It’s been 97 days since John Fullbright’s last Washington, D.C., concert, and I’m finally sitting down to write this review. In fact, he’s back in D.C. tonight at the 9:30 Club opening for Shovels & Rope – and if you’re looking for something to do, I can’t recommend him enough. His album “Songs” is one of the best of the year and the concert was amazing, so late or not, no blog would be complete without this coverage.
Bottom line: The June 16 concert, held in the Hill Country bbq market basement, was phenomenal. It was just Fullbright on piano and sometimes guitar, no band. Actually, I think the real word was “captivating.” He had the audience in the palm of his hand all night.
Fullbright’s two albums have very different feels from one another, so one thing that struck me was that the D.C. concert had the vibe of the older album rather than the one it was actually promoting. 2012’s “From the Ground Up” is Oklahoma country, whereas this year’s “Songs” feels more like a singer-songwriter project – and the Hill Country show was very much a country performance. I asked him about that after the show, and he gestured around the room and said, “I mean, look at the venue!” He had a point: There was a giant Texas flag made of denim behind the stage, dozens of framed Texas Monthly covers adorning the walls, and barsigns for Shiner and Lone Star. That means that Fullbright can tailor the same setlist to whatever the environment and audience calls for – a mark of a highly adept, perceptive, and intelligent performer.

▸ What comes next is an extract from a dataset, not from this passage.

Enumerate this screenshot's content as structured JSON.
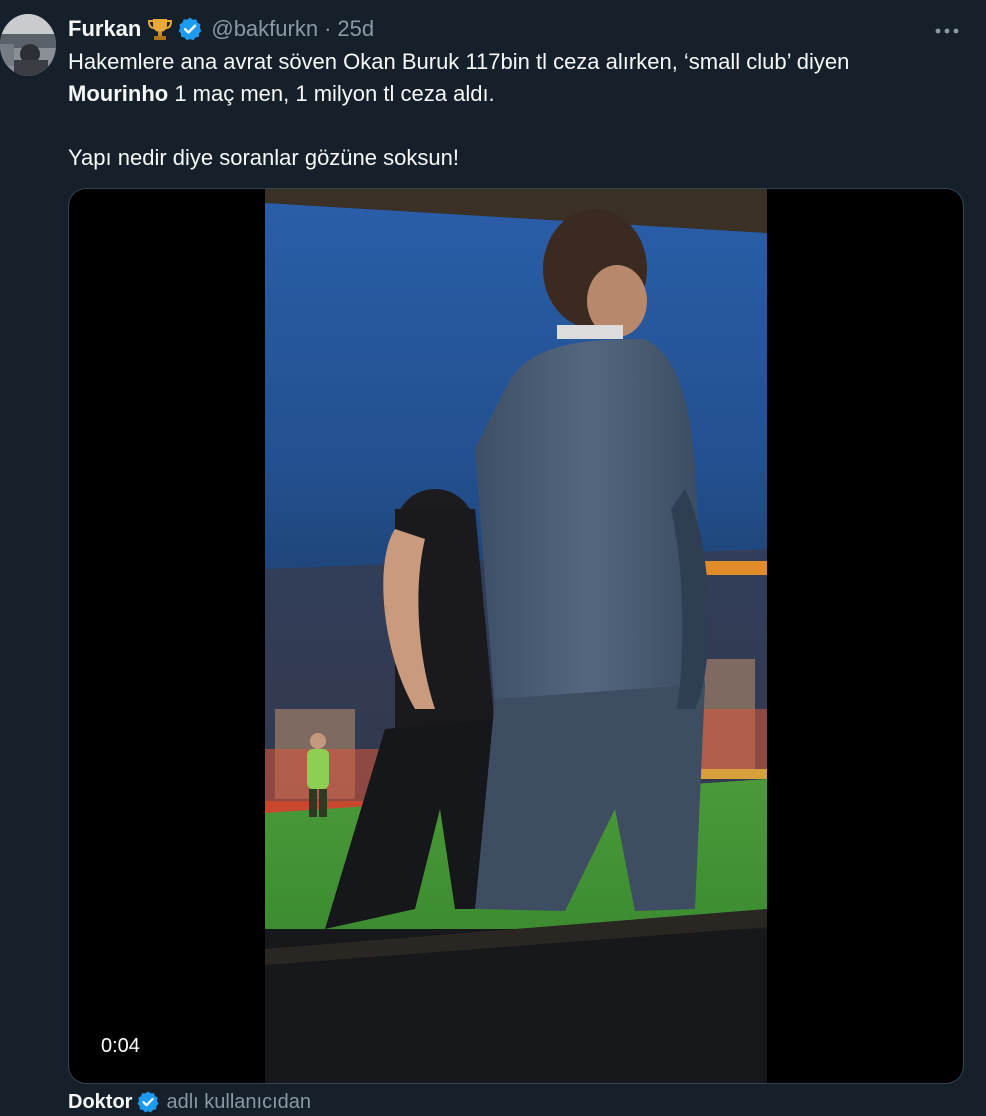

Mike Seely wrote a review last week of a Sturgill Simpson concert, held in a small Washington State city park. Given Simpson’s meteoric rise this year, Seely called the show “Sturgill Simpson’s Last Small Stage.” You might be able to say something similar about Fullbright and Hill Country. He’s on tour with Shovels & Rope – hardly the same as the Zac Brown Band but still legit – and he’s racking up the awards and high-profile appearances, even appearing on Letterman last month. Saving Country Music said “Songs” is worthy of being mentioned alongside Tom Waits and Bob Dylan, proclaiming that “John Fullbright sets the standard by which all other songwriters will be measured by in 2014.” And Lynne Margolis of American Songwriter said wrote, “Neil Young was 24 when he released After the Gold Rush. Joni Mitchell recorded Blue at 27… John Fullbright’s Songs could take its place in that same pantheon of hallowed musical masterpieces.” (When I mentioned the AS review to him after the show, I believe his words were “Fuck that noise.” Gotta love a man able to shrug off the pressure and keep focused on the music and writing that matter most!)
My favorite song was the poignant “When You’re Here.” It’s a true masterpiece, but the song that’s probably gotten the most coverage so far is the first track, “Happy” (the one he sang on Letterman), which flips a lot of country songwriting on its head. Instead of dwelling on a breakup’s sadness and using it to fuel his craft in the stereotypical ways we Americana fans selfishly demand, he says he wants to end the fight with a lover instead of winning it, simply asking, “What’s so bad about happy?” Another one that makes me pause is “She Knows” – its list of things only his lover knows about him makes a fun juxtaposition with Ray Charles’ “You Don’t Know Me,” especially since some of Fullbright’s other melodies remind me just a little of that Charles song.
There aren’t really any anthems here, and other than the whistling on “Happy,” nothing really sticks in your head for hours on end for musical rather than lyrical reasons. But that’s not the point. The lyrics are deep and poignant and make you freeze in place, even for friends who were hearing them for the first time in a live venue. This man really knows how to capture those emotions we all feel at rare but powerful moments in our lives, and pairs the lyrics with exactly the right melodies for them – which is precisely what music should do: Take my hand so we don’t get lost // I spent the coin I used to toss// And never knew what luck would cost// Until I bet it in the end // Never claimed to soar so high// That I forgot that I could fly // If you never knew what never was // You’d never cry again
I met him after the show, and we talked a bit about the state of Nashville today and our shared love for the songwriting of Bruce Robison. Fullbright’s tone was genuine and admiring when he spoke about the Texas country singer/songwriter: “Wow. If there was any justice in this world, that guy would be famous in his own right and a millionaire several times over!” Very true, and Robison is a great influence to have. If Fullbright keeps it up, he’ll find at least the same songwriting success Robison has found with three #1 hits, and hopefully also the on-stage success that we agreed Robison – and now Fullbright – deserves.